-- Opening Marker --

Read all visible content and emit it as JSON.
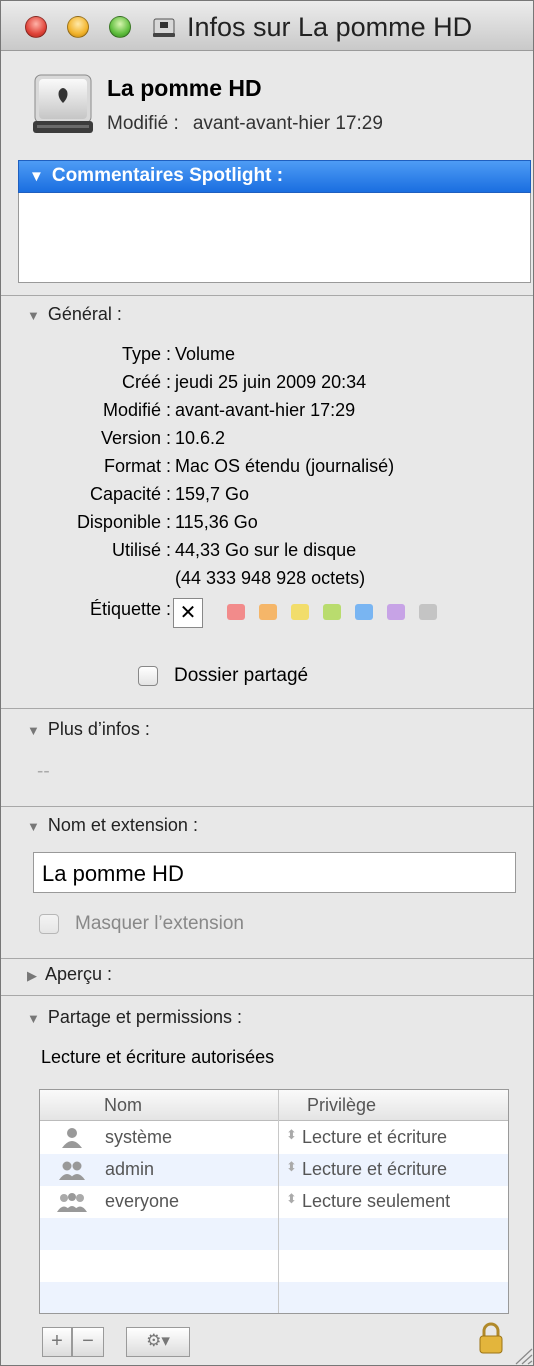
{
  "window": {
    "title": "Infos sur La pomme HD"
  },
  "header": {
    "name": "La pomme HD",
    "modified_label": "Modifié :",
    "modified_value": "avant-avant-hier 17:29"
  },
  "spotlight": {
    "label": "Commentaires Spotlight :"
  },
  "general": {
    "label": "Général :",
    "rows": [
      {
        "key": "Type :",
        "value": "Volume"
      },
      {
        "key": "Créé :",
        "value": "jeudi 25 juin 2009 20:34"
      },
      {
        "key": "Modifié :",
        "value": "avant-avant-hier 17:29"
      },
      {
        "key": "Version :",
        "value": "10.6.2"
      },
      {
        "key": "Format :",
        "value": "Mac OS étendu (journalisé)"
      },
      {
        "key": "Capacité :",
        "value": "159,7 Go"
      },
      {
        "key": "Disponible :",
        "value": "115,36 Go"
      },
      {
        "key": "Utilisé :",
        "value": "44,33 Go sur le disque"
      },
      {
        "key": "",
        "value": "(44 333 948 928 octets)"
      }
    ],
    "label_key": "Étiquette :",
    "label_none": "✕",
    "label_colors": [
      "#f28b8b",
      "#f5b669",
      "#f2dd6b",
      "#b9dc6e",
      "#79b5f2",
      "#c7a3e6",
      "#c4c4c4"
    ],
    "shared_folder": "Dossier partagé"
  },
  "more_info": {
    "label": "Plus d’infos :",
    "value": "--"
  },
  "name_ext": {
    "label": "Nom et extension :",
    "field_value": "La pomme HD",
    "hide_ext": "Masquer l’extension"
  },
  "preview": {
    "label": "Aperçu :"
  },
  "sharing": {
    "label": "Partage et permissions :",
    "status": "Lecture et écriture autorisées",
    "col_name": "Nom",
    "col_priv": "Privilège",
    "rows": [
      {
        "name": "système",
        "priv": "Lecture et écriture",
        "icon": "single-user-icon"
      },
      {
        "name": "admin",
        "priv": "Lecture et écriture",
        "icon": "group-icon"
      },
      {
        "name": "everyone",
        "priv": "Lecture seulement",
        "icon": "everyone-icon"
      }
    ],
    "add": "+",
    "remove": "−",
    "gear": "⚙︎▾"
  }
}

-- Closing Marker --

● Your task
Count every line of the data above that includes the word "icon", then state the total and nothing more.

● Task response
3